People have widely varying reactions to change. Some people deal with it more easily than others, whether through optimism, an innate resiliency, or because they enjoy challenge and novelty, they can move easily from one way to another. But the vast majority of people find change to be difficult, especially when it is forced upon them without their input. The body and mind respond to unwanted changes in a number of ways. You may find yourself irritable, sad, resentful, feeling disorganized or overwhelmed, or fearful. Economic considerations, changes in job status, being asked to produce more with less support, new responsibilities, new reporting structures, realignments, and reorganizations are all common causes of anxiety.
We all need strategies to help us cope successfully and thrive during these turbulent times. The broad strategies we recommend below; Take Action, Cultivate Optimism, Create a Plan, and Connect to Others, may help you cope on a personal level with your individual change.
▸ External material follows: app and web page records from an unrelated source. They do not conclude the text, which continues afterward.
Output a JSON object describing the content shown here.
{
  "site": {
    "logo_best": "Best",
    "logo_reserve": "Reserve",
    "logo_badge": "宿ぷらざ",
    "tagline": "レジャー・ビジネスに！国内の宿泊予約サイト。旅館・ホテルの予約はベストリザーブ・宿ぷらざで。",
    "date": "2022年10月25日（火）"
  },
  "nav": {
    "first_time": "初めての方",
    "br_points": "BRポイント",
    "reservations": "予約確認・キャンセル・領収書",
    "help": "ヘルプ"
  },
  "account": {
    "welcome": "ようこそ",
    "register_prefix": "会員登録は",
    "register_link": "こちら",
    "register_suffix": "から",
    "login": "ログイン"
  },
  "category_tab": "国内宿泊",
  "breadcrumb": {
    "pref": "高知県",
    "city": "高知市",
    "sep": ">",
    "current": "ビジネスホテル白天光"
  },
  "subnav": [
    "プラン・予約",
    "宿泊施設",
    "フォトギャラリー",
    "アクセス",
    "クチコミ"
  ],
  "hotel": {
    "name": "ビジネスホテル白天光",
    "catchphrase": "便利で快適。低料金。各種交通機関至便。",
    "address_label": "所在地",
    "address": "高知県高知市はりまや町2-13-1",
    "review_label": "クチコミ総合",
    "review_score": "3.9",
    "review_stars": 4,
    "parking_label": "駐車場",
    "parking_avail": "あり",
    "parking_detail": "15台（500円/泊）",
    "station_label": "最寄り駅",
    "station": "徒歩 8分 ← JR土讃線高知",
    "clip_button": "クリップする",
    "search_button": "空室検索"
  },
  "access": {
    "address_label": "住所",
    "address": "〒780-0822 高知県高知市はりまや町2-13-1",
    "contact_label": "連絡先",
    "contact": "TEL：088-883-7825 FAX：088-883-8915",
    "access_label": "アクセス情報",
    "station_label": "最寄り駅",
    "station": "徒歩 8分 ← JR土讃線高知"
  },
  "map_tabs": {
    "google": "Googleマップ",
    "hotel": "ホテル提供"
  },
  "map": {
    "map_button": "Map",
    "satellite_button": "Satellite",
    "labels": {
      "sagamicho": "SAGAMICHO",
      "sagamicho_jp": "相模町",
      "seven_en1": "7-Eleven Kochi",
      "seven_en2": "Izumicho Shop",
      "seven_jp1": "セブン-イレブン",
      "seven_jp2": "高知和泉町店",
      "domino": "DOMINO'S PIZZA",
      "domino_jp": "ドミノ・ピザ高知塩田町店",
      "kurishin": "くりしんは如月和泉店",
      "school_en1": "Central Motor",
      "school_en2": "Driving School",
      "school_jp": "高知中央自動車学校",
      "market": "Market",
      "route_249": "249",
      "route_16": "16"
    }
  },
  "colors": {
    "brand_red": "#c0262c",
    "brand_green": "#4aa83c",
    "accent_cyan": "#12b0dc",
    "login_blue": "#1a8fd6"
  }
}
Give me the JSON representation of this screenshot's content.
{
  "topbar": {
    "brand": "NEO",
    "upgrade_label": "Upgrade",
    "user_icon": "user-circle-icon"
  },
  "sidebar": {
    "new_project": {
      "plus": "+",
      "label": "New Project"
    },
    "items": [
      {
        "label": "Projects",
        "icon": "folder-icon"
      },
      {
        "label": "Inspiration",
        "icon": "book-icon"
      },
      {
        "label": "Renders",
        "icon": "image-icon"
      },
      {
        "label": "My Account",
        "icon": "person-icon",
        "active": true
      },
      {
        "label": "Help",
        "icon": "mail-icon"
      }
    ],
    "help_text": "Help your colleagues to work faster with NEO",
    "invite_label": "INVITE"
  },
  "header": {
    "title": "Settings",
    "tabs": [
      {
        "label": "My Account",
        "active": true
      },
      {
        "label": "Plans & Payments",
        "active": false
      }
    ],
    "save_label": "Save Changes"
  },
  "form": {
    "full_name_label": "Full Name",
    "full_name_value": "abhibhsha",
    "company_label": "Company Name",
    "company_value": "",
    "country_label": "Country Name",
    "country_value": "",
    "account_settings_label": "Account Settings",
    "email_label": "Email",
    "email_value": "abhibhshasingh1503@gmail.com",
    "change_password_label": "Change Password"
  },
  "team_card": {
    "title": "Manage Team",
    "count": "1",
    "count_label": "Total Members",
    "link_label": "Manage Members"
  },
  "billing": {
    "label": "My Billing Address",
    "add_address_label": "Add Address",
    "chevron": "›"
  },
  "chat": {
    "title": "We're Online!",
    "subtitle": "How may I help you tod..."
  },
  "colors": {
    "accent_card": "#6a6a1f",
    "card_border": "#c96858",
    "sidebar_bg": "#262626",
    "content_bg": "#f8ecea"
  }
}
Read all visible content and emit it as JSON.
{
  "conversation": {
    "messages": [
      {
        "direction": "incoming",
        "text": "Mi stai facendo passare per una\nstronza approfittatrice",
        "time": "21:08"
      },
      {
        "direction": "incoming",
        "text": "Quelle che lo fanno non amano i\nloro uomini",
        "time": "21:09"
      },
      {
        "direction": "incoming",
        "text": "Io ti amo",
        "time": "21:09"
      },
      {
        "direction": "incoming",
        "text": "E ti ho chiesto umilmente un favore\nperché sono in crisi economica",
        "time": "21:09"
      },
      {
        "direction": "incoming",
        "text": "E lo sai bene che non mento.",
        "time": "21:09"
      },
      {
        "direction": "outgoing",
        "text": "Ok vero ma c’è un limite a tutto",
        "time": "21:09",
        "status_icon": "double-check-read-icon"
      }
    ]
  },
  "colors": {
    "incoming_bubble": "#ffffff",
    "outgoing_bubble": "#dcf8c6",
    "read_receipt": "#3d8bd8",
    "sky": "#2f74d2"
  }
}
TAKE ACTION: Much of the stress brought about by change comes from feeling that things are out of our control. Focus on what you can control and then take action. The following positive actions can help you cope.
- Develop a network. Always keep in contact with your managers and fellow employees from former jobs. Your network will be a valuable resource in times of change. Common wisdom suggests building your network before you need it. Join a social networking site like LinkedIn or Facebook, set up a professional profile and invite your network to connect with you.
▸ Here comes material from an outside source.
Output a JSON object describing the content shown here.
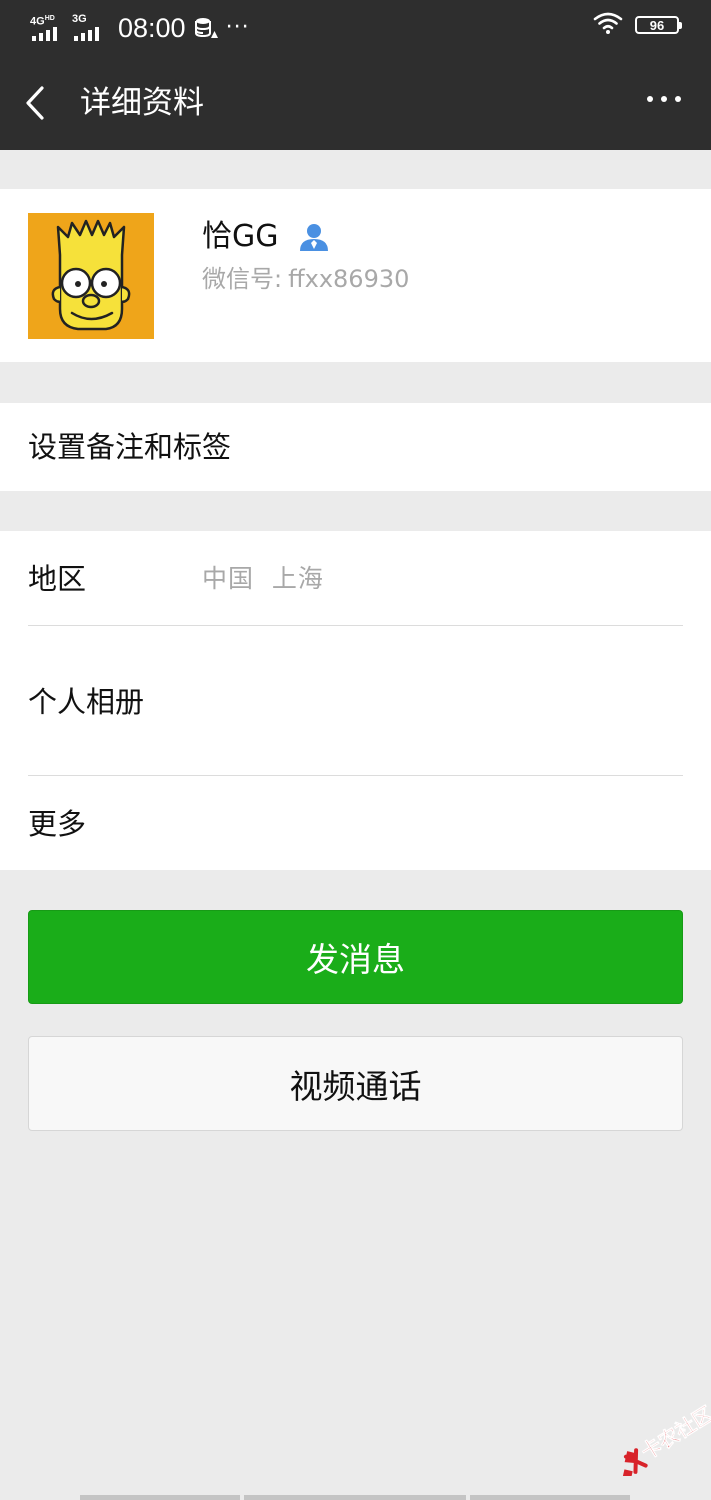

- Learn new skills. Learn a new computer program. Take a class in communication skills. Learn to make presentations. Ongoing training will add skills to your professional tool kit and make you feel less vulnerable and more competent.
- Ask questions. Who can you talk to if a situation is getting more difficult to cope with? How can you get to know a new boss or coworker? What ideas can you present to your organization that will help with the change? What can you do to help your organization or boss and at the same time make yourself more valuable to it?
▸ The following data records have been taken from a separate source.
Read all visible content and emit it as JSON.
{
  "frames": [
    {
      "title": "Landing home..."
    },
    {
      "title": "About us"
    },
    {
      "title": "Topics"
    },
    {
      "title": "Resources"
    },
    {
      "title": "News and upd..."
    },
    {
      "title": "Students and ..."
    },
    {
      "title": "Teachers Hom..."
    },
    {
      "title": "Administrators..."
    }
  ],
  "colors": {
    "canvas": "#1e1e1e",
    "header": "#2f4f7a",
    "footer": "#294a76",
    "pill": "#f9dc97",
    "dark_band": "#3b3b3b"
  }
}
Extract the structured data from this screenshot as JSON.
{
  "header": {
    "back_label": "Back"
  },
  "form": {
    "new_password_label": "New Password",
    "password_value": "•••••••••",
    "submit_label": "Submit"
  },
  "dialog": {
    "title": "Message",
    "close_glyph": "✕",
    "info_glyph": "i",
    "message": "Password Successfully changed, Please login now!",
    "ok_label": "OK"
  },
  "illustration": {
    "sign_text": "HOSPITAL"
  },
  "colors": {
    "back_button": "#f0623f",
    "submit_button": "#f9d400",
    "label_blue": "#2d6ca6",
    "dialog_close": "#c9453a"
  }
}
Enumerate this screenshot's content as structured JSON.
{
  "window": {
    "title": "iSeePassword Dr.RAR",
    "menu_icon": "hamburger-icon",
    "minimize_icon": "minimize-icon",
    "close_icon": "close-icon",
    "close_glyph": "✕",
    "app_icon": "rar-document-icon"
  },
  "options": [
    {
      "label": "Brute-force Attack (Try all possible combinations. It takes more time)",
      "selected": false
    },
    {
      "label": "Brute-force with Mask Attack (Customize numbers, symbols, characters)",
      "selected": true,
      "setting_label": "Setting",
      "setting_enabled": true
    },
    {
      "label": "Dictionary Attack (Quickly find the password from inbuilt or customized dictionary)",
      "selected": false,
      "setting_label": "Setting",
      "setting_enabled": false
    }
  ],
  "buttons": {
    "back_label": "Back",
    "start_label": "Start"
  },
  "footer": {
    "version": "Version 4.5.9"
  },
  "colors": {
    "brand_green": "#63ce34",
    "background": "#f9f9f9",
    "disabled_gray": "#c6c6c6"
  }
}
- Exercise. Yes, every self–help article in the world includes this piece of advice, but also many scientific research studies suggests that exercise reduces stress, improves creativity, builds resiliency, serves as a distraction, boosts endorphins, and generally makes you a sharper thinker. Take a walk with your dog, dig in the garden, get on a bike, or get a bucket of balls and practice your golf swing, what do you have to lose?
CULTIVATE OPTIMISM: Price Pritchett says in his book Hard Optimism that research shows optimists get paid more, are healthier, win more elections, live longer, and are better at dealing with uncertainty and change. He also says optimism can be learned. "It is not just positive thinking but rather 'non–negative thinking' which happens when we change how we deal with our negative thoughts and feelings." Challenge your mind set — manage the way you explain the situation to yourself. Reframe your situation; view it as an exciting opportunity rather than as an insurmountable obstacle. When adversity hits, our innate response is to focus sharply on the difficulties and downside. You need to shift your focus away from what's troubling, and intensely search for what is potentially good and the potential opportunities in the situation.
CREATE A 5 YEAR PERSONAL STRATEGIC PLAN. Take the long view and begin a steady progress toward your goals. Follow these steps and answer these questions to create your plan. Identify your core competencies and signature strengths. Now look at your weaknesses (tip: get some help from people who know you and whose perspective you value). What are the opportunities in your current organization? In another organization? What is your 5 year vision? What are your core values? What are your 3 top goals for the next 5 years? What actions will you need to take for each of these goals? In what order or time frame? How will you measure success or progress? What are your contingency plans if things go wrong?
CONNECT TO OTHERS. Don't ignore family and friends because you are so busy trying to deal with change at work. Now more than at any other time you will need to turn to your support network of friends and family. Communicate to them what is going on at work. Find someone who will just listen to your concerns and offer a positive perspective. However, avoid the people who are negative thinkers; refuse to participate in a chorus of negative conversations if the only thing you will hear is whining, complaining and moaning about the situation.
About the Author: Leslie Bonner is a Senior Consultant at Dewey & Kaye, a McCrory and McDowell Company. She has 25 years of experience in organizational, skill and leadership development. She is an expert in facilitating change brought on by organizational restructuring and growth and can be reached at email@example.com.